After years of impressive growth, India’s RE sector, in particular solar, have stumbled on market and policy hurdles. Is this a temporary blip in India’s RE trajectory or has the sector taken a bearish turn on the back of these uncertainties? CarbonCopy asked Jai Asundi, executive director at the Bangalore-based Centre for Study of Science, Technology and Policy (C-STEP), to share his views on the prospects of India’s energy landscape, and which way he thinks the wind is blowing.
India has ambitious renewable energy targets, do you see this as the first step towards net-zero emission plans?
India needs to be careful when it comes to such decarbonisation commitments. We are country that is still largely energy starved and there is a lot that still needs to be done towards improving energy access and demand. If we can do this cleanly and with minimal emissions, it would be the best way forward for the country. Still, the energy sector does offer the clearest avenues for decarbonisation currently.
The manufacturing push, particularly in the solar sector, is likely to come with added costs for developers and end consumers. How do you see this affecting the wider solar energy space in terms of new investments and developments?
This is very difficult to answer. On the one hand is the sense that this will boost domestic manufacturing capacity – which is a very good thing. On the other hand, should we not be taking advantage of the prices available in the global market to meet our targets?
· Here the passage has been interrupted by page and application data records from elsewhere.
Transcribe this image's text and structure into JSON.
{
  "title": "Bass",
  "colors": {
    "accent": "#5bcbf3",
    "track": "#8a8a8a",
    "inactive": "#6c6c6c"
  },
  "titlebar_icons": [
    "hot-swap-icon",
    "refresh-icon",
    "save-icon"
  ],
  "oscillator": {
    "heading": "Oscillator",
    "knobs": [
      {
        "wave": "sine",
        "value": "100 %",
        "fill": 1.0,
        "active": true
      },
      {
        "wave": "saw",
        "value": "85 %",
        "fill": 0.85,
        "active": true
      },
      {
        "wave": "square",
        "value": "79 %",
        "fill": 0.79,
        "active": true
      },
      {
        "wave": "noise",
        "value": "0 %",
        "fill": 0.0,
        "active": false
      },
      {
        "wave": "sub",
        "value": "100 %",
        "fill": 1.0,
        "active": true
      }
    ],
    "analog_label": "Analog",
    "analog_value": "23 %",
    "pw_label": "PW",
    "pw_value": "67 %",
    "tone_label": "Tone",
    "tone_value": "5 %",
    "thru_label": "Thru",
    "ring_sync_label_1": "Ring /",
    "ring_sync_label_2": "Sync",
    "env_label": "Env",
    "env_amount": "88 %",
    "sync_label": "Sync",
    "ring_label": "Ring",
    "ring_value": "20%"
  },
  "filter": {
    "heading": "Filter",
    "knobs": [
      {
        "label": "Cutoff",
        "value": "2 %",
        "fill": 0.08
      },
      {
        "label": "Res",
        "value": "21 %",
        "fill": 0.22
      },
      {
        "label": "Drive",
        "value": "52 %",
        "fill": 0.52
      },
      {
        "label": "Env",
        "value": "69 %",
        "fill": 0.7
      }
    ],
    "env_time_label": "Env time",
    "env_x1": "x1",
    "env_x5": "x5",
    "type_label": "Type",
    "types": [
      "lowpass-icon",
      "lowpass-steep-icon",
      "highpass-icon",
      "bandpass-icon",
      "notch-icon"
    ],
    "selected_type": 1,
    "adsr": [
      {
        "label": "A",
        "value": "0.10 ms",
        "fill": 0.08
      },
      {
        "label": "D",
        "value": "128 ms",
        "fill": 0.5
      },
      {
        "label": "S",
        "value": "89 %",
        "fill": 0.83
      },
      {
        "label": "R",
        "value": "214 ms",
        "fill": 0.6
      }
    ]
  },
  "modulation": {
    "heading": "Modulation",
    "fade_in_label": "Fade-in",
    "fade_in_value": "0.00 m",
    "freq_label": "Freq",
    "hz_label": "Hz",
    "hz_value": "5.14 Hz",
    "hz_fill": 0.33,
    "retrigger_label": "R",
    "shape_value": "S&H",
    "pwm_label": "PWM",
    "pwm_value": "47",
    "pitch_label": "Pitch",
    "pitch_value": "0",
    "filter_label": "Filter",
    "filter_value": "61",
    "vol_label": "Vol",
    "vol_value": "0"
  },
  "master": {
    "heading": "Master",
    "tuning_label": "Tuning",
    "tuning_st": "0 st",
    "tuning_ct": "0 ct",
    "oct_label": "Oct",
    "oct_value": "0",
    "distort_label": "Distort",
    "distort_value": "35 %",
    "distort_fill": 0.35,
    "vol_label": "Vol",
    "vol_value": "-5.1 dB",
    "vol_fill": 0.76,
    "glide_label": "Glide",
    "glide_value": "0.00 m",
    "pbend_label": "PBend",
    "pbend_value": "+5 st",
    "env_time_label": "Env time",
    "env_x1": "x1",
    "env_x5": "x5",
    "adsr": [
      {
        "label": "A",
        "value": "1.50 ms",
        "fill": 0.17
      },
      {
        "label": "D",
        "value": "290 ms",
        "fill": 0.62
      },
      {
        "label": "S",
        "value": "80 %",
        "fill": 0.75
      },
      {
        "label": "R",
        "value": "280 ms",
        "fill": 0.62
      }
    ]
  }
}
This is notoriously difficult to resolve, especially on a macro-economic scale, and predict how these things will play out. In my opinion, it is a case of wanting the cake and eating it too. At some point, policy makers might have to just bite the bullet one way or the other and take it on, irrespective of the political price. I don’t know that there is an absolute right or wrong here. If we are to look at it from an energy-security angle, it is important for us to have domestic manufacturing and we will need to pay that premium for it.
The reason this gains some importance today is that the price shock that this brings implies not only a change of calculations for developers, but also DISCOMs who could once again be more inclined to procure thermal power. Especially since many have to pay fixed costs in accordance with long term PPAs, irrespective of procurement. Will this have implications on India’s RE targets and the viability of new capacity?
This might have been the case if demand was to remain stagnant. But energy demand is poised to grow. If new energy demand such as that from the electrification of transport or other sectors can be met with renewables, then it certainly would not affect growth prospects too much. While we can’t say for certain how this will play out, there are definitely promising trends in play when it comes to prices and adoption of solar energy.
How important is decentralisation to solve India’s energy woes? What stops us from harnessing this potential?
The recent past in the solar and renewable space has been incredibly dynamic. The price has fallen from Rs.17/unit a little over 10 years ago to around Rs.2-3/unit today for the ground-mounted systems. In such a situation, there are a lot of uncertainties which Governments find uncomfortable when dealing with previous pricing numbers and PPAs. It only goes to show that the leading edge is also the bleeding edge. Most investments in the space so far are also private, and have come up to benefit private entities. However, at the same time, a push for decentralised RE is happening and is likely to gain momentum. But for this distribution companies (DISCOMs) will have to be seen as a part of the solution. Currently, they are portrayed as an obstacle but they bring with them a lot of benefits which add to the viability of decentralised sources. Absolute decentralisation of energy is an expensive affair and comes with added costs of storage while grid connected decentralised energy can be far more cost effective. So we think that DISCOM participation can enable economies of scale for decentralised RE which is vital for wider adoption. Right now we have the individual pieces but we need to make a workable model where the gains are maximised and well-spread out among all stakeholders.
So where do coal and thermal power fit in?
As far as we have tracked the space, we haven’t heard of any thermal power plant being approved since 2018 and those that have been approved with EIA reports have not been able to raise project finances. While there are some new thermal power plants under construction, there are many being retired. The CEA website has a long list of thermal power plants that are being decommissioned or retired. Worryingly, Plant Load Factors of TPPs in the country continue to be low. So while there are efforts on to reduce thermal power production/consumption, there are also financial aspects and long-term lock-ins due to PPAs that must be considered. Our modelling has shown us that electric power from coal will remain part of the grid energy mix for some time- at least for the next decade. Among the sectors, industry might be able to move away from coal faster.
Given that coal will stay for a while in India’s energy mix, where do emission norms for TPPs fit in to the equation? How can they be implemented?
According to our studies, it is very clear that the benefits of implementing emission control technologies and the Air quality norms for TPPs far outweigh the costs. The problem though is that the costs are quite high. A few years ago, we had argued that this actually was a great opportunity for local manufacturers, but with PLFs being low thermal power operators have claimed that it is not financially viable. The middle ground in the process may be that emission norms will be prioritised in cities that have been identified as non-attainment cities when it comes to air quality. So at least exposure to poor air quality is reduced. But it still remains that the benefits of avoided air pollution far outweigh the costs of doing so.